Surgery performed on the ear and its parts, the nose and nasal cavity, or the throat, including surgery of the adenoids, tonsils, pharynx, and trachea.
Pathological processes of the ear, the nose, and the throat, also known as the ENT diseases.
The state of legal insolvency with assets taken over by judicial process so that they may be distributed among creditors.
A general concept for tumors or cancer of any part of the EAR; the NOSE; the THROAT; and the PHARYNX. It is used when there is no specific heading.
Operations carried out for the correction of deformities and defects, repair of injuries, and diagnosis and cure of certain diseases. (Taber, 18th ed.)
Surgical insertion of an electronic hearing device (COCHLEAR IMPLANTS) with electrodes to the COCHLEAR NERVE in the inner ear to create sound sensation in patients with residual nerve fibers.
Electronic hearing devices typically used for patients with normal outer and middle ear function, but defective inner ear function. In the COCHLEA, the hair cells (HAIR CELLS, VESTIBULAR) may be absent or damaged but there are residual nerve fibers. The device electrically stimulates the COCHLEAR NERVE to create sound sensation.
Either of a pair of compound bones forming the lateral (left and right) surfaces and base of the skull which contains the organs of hearing. It is a large bone formed by the fusion of parts: the squamous (the flattened anterior-superior part), the tympanic (the curved anterior-inferior part), the mastoid (the irregular posterior portion), and the petrous (the part at the base of the skull).
Fenestra of the cochlea, an opening in the basal wall between the MIDDLE EAR and the INNER EAR, leading to the cochlea. It is closed by a secondary tympanic membrane.
Surgical reconstruction of the hearing mechanism of the middle ear, with restoration of the drum membrane to protect the round window from sound pressure, and establishment of ossicular continuity between the tympanic membrane and the oval window. (Dorland, 28th ed.)
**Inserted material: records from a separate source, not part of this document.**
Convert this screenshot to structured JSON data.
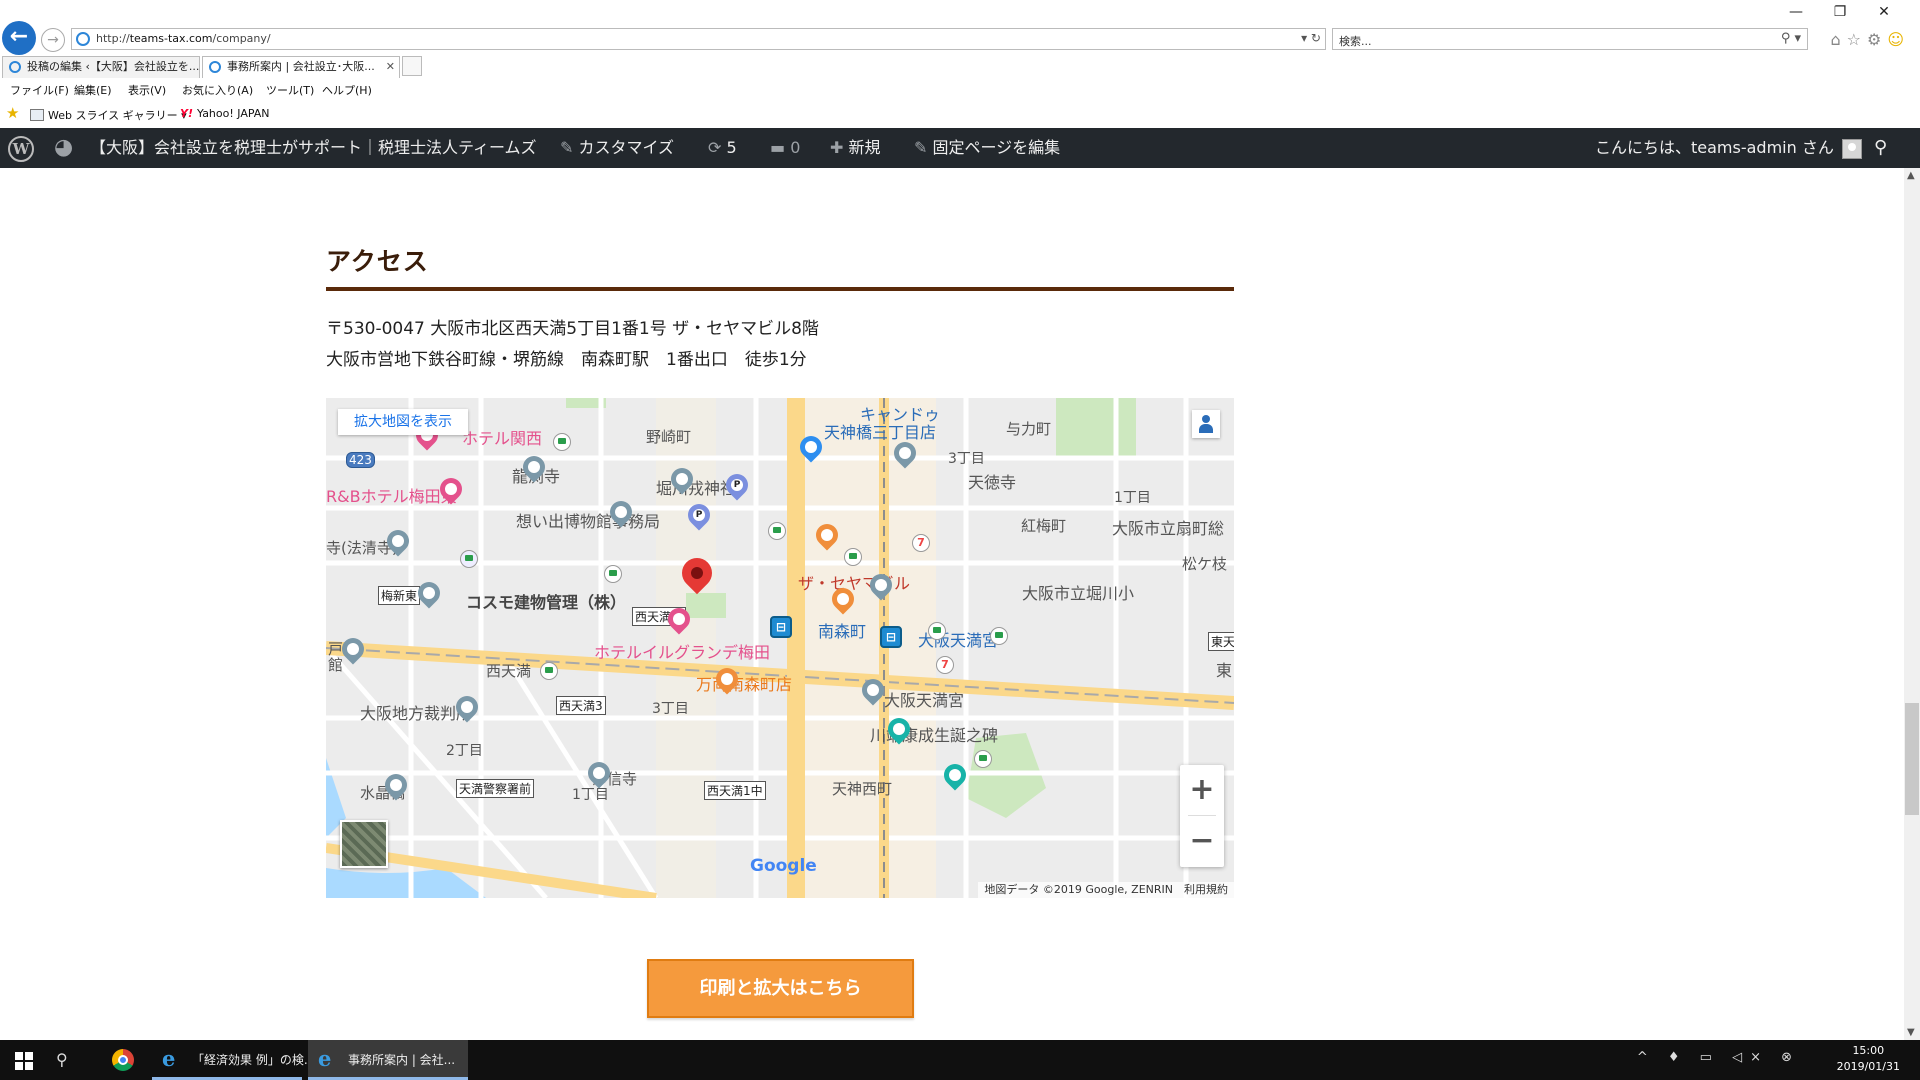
{
  "browser": {
    "url_prefix": "http://",
    "url_domain": "teams-tax.com",
    "url_path": "/company/",
    "addr_controls": "▾ ↻",
    "search_placeholder": "検索...",
    "search_controls": "⚲ ▾",
    "window_controls": [
      "—",
      "❐",
      "✕"
    ],
    "tabs": [
      {
        "label": "投稿の編集 ‹【大阪】会社設立を...",
        "active": false
      },
      {
        "label": "事務所案内 | 会社設立･大阪...",
        "active": true
      }
    ],
    "tab_close": "✕",
    "menu": [
      "ファイル(F)",
      "編集(E)",
      "表示(V)",
      "お気に入り(A)",
      "ツール(T)",
      "ヘルプ(H)"
    ],
    "favorites": [
      {
        "label": "Web スライス ギャラリー ▾"
      },
      {
        "label": "Yahoo! JAPAN",
        "mark": "Y!"
      }
    ]
  },
  "wp_admin_bar": {
    "site_title": "【大阪】会社設立を税理士がサポート｜税理士法人ティームズ",
    "customize": "カスタマイズ",
    "updates_count": "5",
    "comments_count": "0",
    "new": "新規",
    "edit_page": "固定ページを編集",
    "greeting": "こんにちは、teams-admin さん"
  },
  "content": {
    "section_title": "アクセス",
    "address_line1": "〒530-0047 大阪市北区西天満5丁目1番1号 ザ・セヤマビル8階",
    "address_line2": "大阪市営地下鉄谷町線・堺筋線　南森町駅　1番出口　徒歩1分",
    "print_button": "印刷と拡大はこちら"
  },
  "map": {
    "larger_map_link": "拡大地図を表示",
    "target_name": "ザ・セヤマビル",
    "labels": {
      "hotel_kansai": "ホテル関西",
      "nozaki": "野崎町",
      "kyandou": "キャンドゥ",
      "tenjinbashi_store": "天神橋三丁目店",
      "yoriki": "与力町",
      "sanchome_a": "3丁目",
      "tentokuji": "天徳寺",
      "icchome_a": "1丁目",
      "ryuenji": "龍渕寺",
      "horikawa_ebisu": "堀川戎神社",
      "rb_hotel": "R&Bホテル梅田東",
      "omoide": "想い出博物館事務局",
      "koubaicho": "紅梅町",
      "ougimachi": "大阪市立扇町総",
      "houseiji": "寺(法清寺)",
      "matsugae": "松ケ枝",
      "cosmo": "コスモ建物管理（株）",
      "horikawa_school": "大阪市立堀川小",
      "minamimorimachi": "南森町",
      "tenmangu_station": "大阪天満宮",
      "hotel_il_grande": "ホテルイルグランデ梅田",
      "nishitenma": "西天満",
      "manryo": "万両南森町店",
      "tenmangu": "大阪天満宮",
      "higashi": "東",
      "chihou_saiban": "大阪地方裁判所",
      "sanchome_b": "3丁目",
      "kawabata": "川端康成生誕之碑",
      "nichome": "2丁目",
      "joshinji": "浄信寺",
      "tenjin_nishi": "天神西町",
      "mizushobashi": "水晶橋",
      "icchome_b": "1丁目",
      "to": "戸",
      "kan": "館"
    },
    "road_signs": {
      "umeshinhigashi": "梅新東",
      "nishitenma_higashi": "西天満東",
      "nishitenma3": "西天満3",
      "tenma_keisatsu": "天満警察署前",
      "nishitenma1": "西天満1中",
      "higashiten": "東天",
      "route423": "423"
    },
    "zoom_in": "+",
    "zoom_out": "−",
    "google_logo": "Google",
    "attribution": "地図データ ©2019 Google, ZENRIN　利用規約"
  },
  "taskbar": {
    "apps": [
      {
        "label": "「経済効果 例」の検...",
        "active": false
      },
      {
        "label": "事務所案内 | 会社...",
        "active": true
      }
    ],
    "tray": "^ ♦ ▭ ◁× ⊗",
    "time": "15:00",
    "date": "2019/01/31"
  }
}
A spiral thickening of the fibrous lining of the cochlear wall. Spiral ligament secures the membranous COCHLEAR DUCT to the bony spiral canal of the COCHLEA. Its spiral ligament fibrocytes function in conjunction with the STRIA VASCULARIS to mediate cochlear ion homeostasis.
The grafting or inserting of a prosthetic device of alloplastic material into the oral tissue beneath the mucosal or periosteal layer or within the bone. Its purpose is to provide support and retention to a partial or complete denture.
A surgical specialty concerned with the study and treatment of disorders of the ear, nose, and throat.
Analog or digital communications device in which the user has a wireless connection from a telephone to a nearby transmitter. It is termed cellular because the service area is divided into multiple "cells." As the user moves from one cell area to another, the call is transferred to the local transmitter.
Ventilation of the middle ear in the treatment of secretory (serous) OTITIS MEDIA, usually by placement of tubes or grommets which pierce the TYMPANIC MEMBRANE.
Inflammation of the middle ear with a clear pale yellow-colored transudate.
Geographic area in which a professional person practices; includes primarily physicians and dentists.
Hearing loss due to interference with the mechanical reception or amplification of sound to the COCHLEA. The interference is in the outer or middle ear involving the EAR CANAL; TYMPANIC MEMBRANE; or EAR OSSICLES.
Procedures of applying ENDOSCOPES for disease diagnosis and treatment. Endoscopy involves passing an optical instrument through a small incision in the skin i.e., percutaneous; or through a natural orifice and along natural body pathways such as the digestive tract; and/or through an incision in the wall of a tubular structure or organ, i.e. transluminal, to examine or perform surgery on the interior parts of the body.
Large, chiefly nocturnal mammals of the cat family FELIDAE, species Panthera leo. They are found in Africa and southern Asia.
Pathological processes that affect voice production, usually involving VOCAL CORDS and the LARYNGEAL MUCOSA. Voice disorders can be caused by organic (anatomical), or functional (emotional or psychological) factors leading to DYSPHONIA; APHONIA; and defects in VOICE QUALITY, loudness, and pitch.
Educational institutions.